This week's theme: June is generally the busiest month for weddings,* so let's talk about marriage.
The report and website Knot Yet is a joint project of the National Marriage Project at the University of Virginia, The National Campaign to Prevent Teen and Unplanned Pregnancy, and The Relate Institute. The analysis attempts to explain the benefits and costs of delayed marriage based on data from the Current Population Survey, American Community Survey, National Longitudinal Study of Adolescent Health, and other sources.
Delayed marriage is associated with lower divorce rate.
Earlier marriage is associated with higher reported happiness.
Delayed marriage is associated with higher family earnings.
Earlier marriage is associated with lower rates of 20-something depression.
After falling during the recession years, the number of marriages in the U.S. is up (2.118 million in 2011 compared with 2.096 million in 2010) and the rate of marriages per 1,000 population has stabilized, according to the latest data from CDC.
ASSORTATIVE MATING TO THE EXTREME?
We have evidence that people pair up with others of similar socio-economic and educational background.
Neal Caren, of Scatterplot, takes this theory a step further. Caren analyzed American Community Survey data and found that sociologists marry... other sociologists. (If they get married at all... and if their spouse has a college degree... But still, "both male and female sociology majors are 3.7 times more likely to be married to other sociology majors compared to a random major." According to Caren:
"what it really means is among the population of male sociologist who are married to a female with a college degree, 8% are married to someone who was a sociology major.

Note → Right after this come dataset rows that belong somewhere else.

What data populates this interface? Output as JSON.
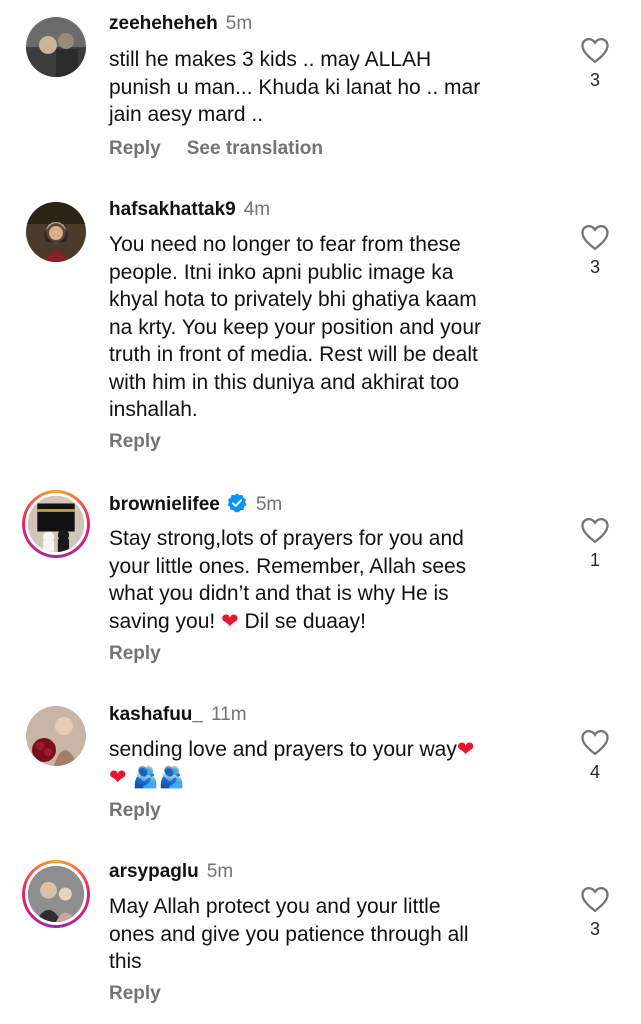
{
  "comments": [
    {
      "username": "zeeheheheh",
      "time": "5m",
      "text_lines": [
        "still he makes 3 kids .. may ALLAH",
        "punish u man... Khuda ki lanat ho .. mar",
        "jain aesy mard .."
      ],
      "likes": "3",
      "reply": "Reply",
      "translate": "See translation"
    },
    {
      "username": "hafsakhattak9",
      "time": "4m",
      "text_lines": [
        "You need no longer to fear from these",
        "people. Itni inko apni public image ka",
        "khyal hota to privately bhi ghatiya kaam",
        "na krty. You keep your position and your",
        "truth in front of media. Rest will be dealt",
        "with him in this duniya and akhirat too",
        "inshallah."
      ],
      "likes": "3",
      "reply": "Reply"
    },
    {
      "username": "brownielifee",
      "time": "5m",
      "text_lines": [
        "Stay strong,lots of prayers for you and",
        "your little ones. Remember, Allah sees",
        "what you didn’t and that is why He is",
        "saving you!"
      ],
      "text_tail": "Dil se duaay!",
      "likes": "1",
      "reply": "Reply"
    },
    {
      "username": "kashafuu_",
      "time": "11m",
      "text_lines": [
        "sending love and prayers to your way"
      ],
      "likes": "4",
      "reply": "Reply"
    },
    {
      "username": "arsypaglu",
      "time": "5m",
      "text_lines": [
        "May Allah protect you and your little",
        "ones and give you patience through all",
        "this"
      ],
      "likes": "3",
      "reply": "Reply"
    }
  ],
  "emoji": {
    "heart": "❤",
    "hug": "🫂"
  },
  "colors": {
    "secondary": "#737373",
    "text": "#111111",
    "heart": "#e8152f",
    "story_ring": "#e91e63",
    "verified": "#0095f6"
  }
}
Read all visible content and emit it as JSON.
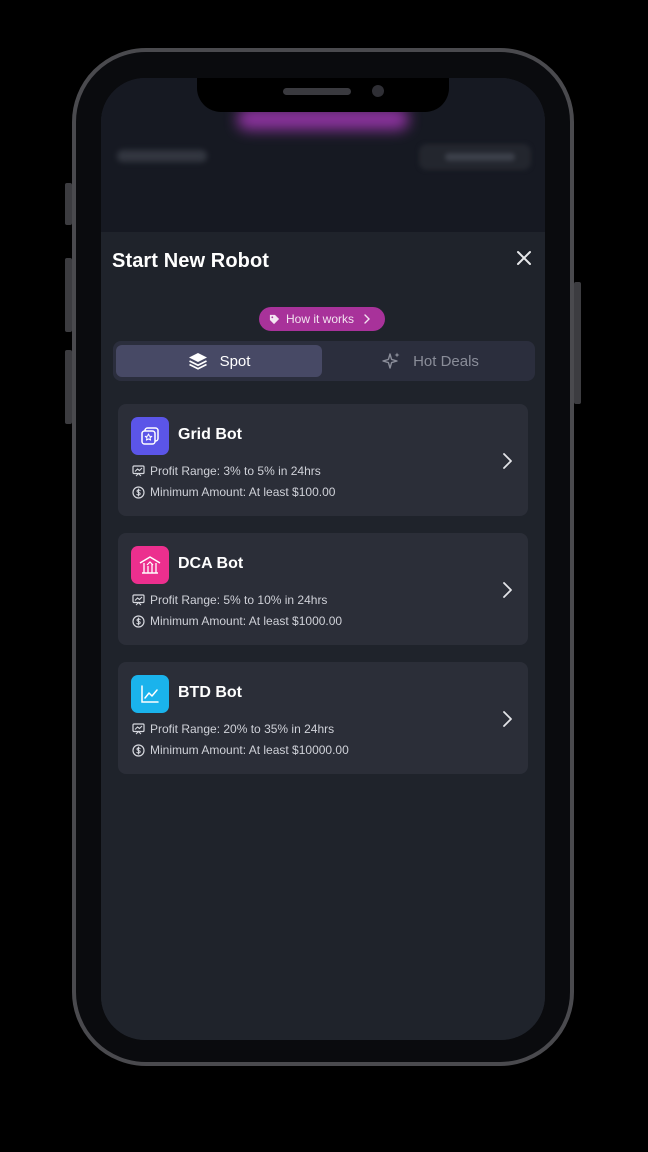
{
  "sheet": {
    "title": "Start New Robot",
    "how_it_works_label": "How it works"
  },
  "tabs": [
    {
      "label": "Spot",
      "active": true,
      "icon": "layers-icon"
    },
    {
      "label": "Hot Deals",
      "active": false,
      "icon": "sparkles-icon"
    }
  ],
  "bots": [
    {
      "name": "Grid Bot",
      "icon": "grid-bot-icon",
      "icon_color": "#5b55e8",
      "profit_range": "Profit Range: 3% to 5% in 24hrs",
      "minimum_amount": "Minimum Amount: At least $100.00"
    },
    {
      "name": "DCA Bot",
      "icon": "dca-bot-icon",
      "icon_color": "#ec2f8e",
      "profit_range": "Profit Range: 5% to 10% in 24hrs",
      "minimum_amount": "Minimum Amount: At least $1000.00"
    },
    {
      "name": "BTD Bot",
      "icon": "btd-bot-icon",
      "icon_color": "#1ab3ec",
      "profit_range": "Profit Range: 20% to 35% in 24hrs",
      "minimum_amount": "Minimum Amount: At least $10000.00"
    }
  ],
  "colors": {
    "accent_pill": "#a8329a",
    "active_tab": "#474965",
    "sheet_bg": "#1f232b",
    "card_bg": "#2b2e38"
  }
}
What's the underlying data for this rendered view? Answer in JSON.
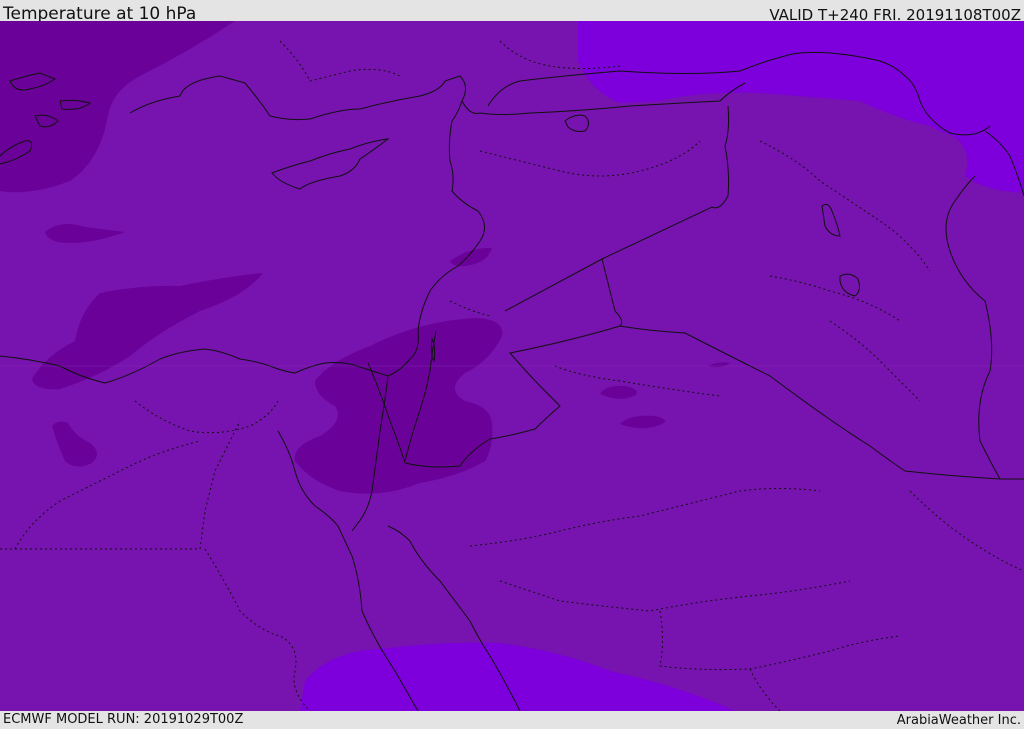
{
  "header": {
    "title": "Temperature at 10 hPa",
    "valid": "VALID T+240 FRI. 20191108T00Z"
  },
  "footer": {
    "model_run": "ECMWF MODEL RUN: 20191029T00Z",
    "credit": "ArabiaWeather Inc."
  },
  "map": {
    "colors": {
      "base": "#7713ae",
      "cold": "#6a0299",
      "warm": "#7d00dc"
    }
  }
}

This completely excludes the not currently married (40% of sociology majors of 25), and those folks married to someone without a college degrees (33% of married sociology majors)"
|Source: Randy Glasbergen|
IN CASE YOU MISSED IT...
6 things you need to know about the 2012 U.S. population estimates.
Delaying the wedding bells (stats on declining marriage rates and marriage differentials by socio-economic status)
Let the wedding bells ring! (Stats on marriage by month, by state, and trends in marriage and divorce)
*Note: August sometimes has more weddings than June, but August is a longer month...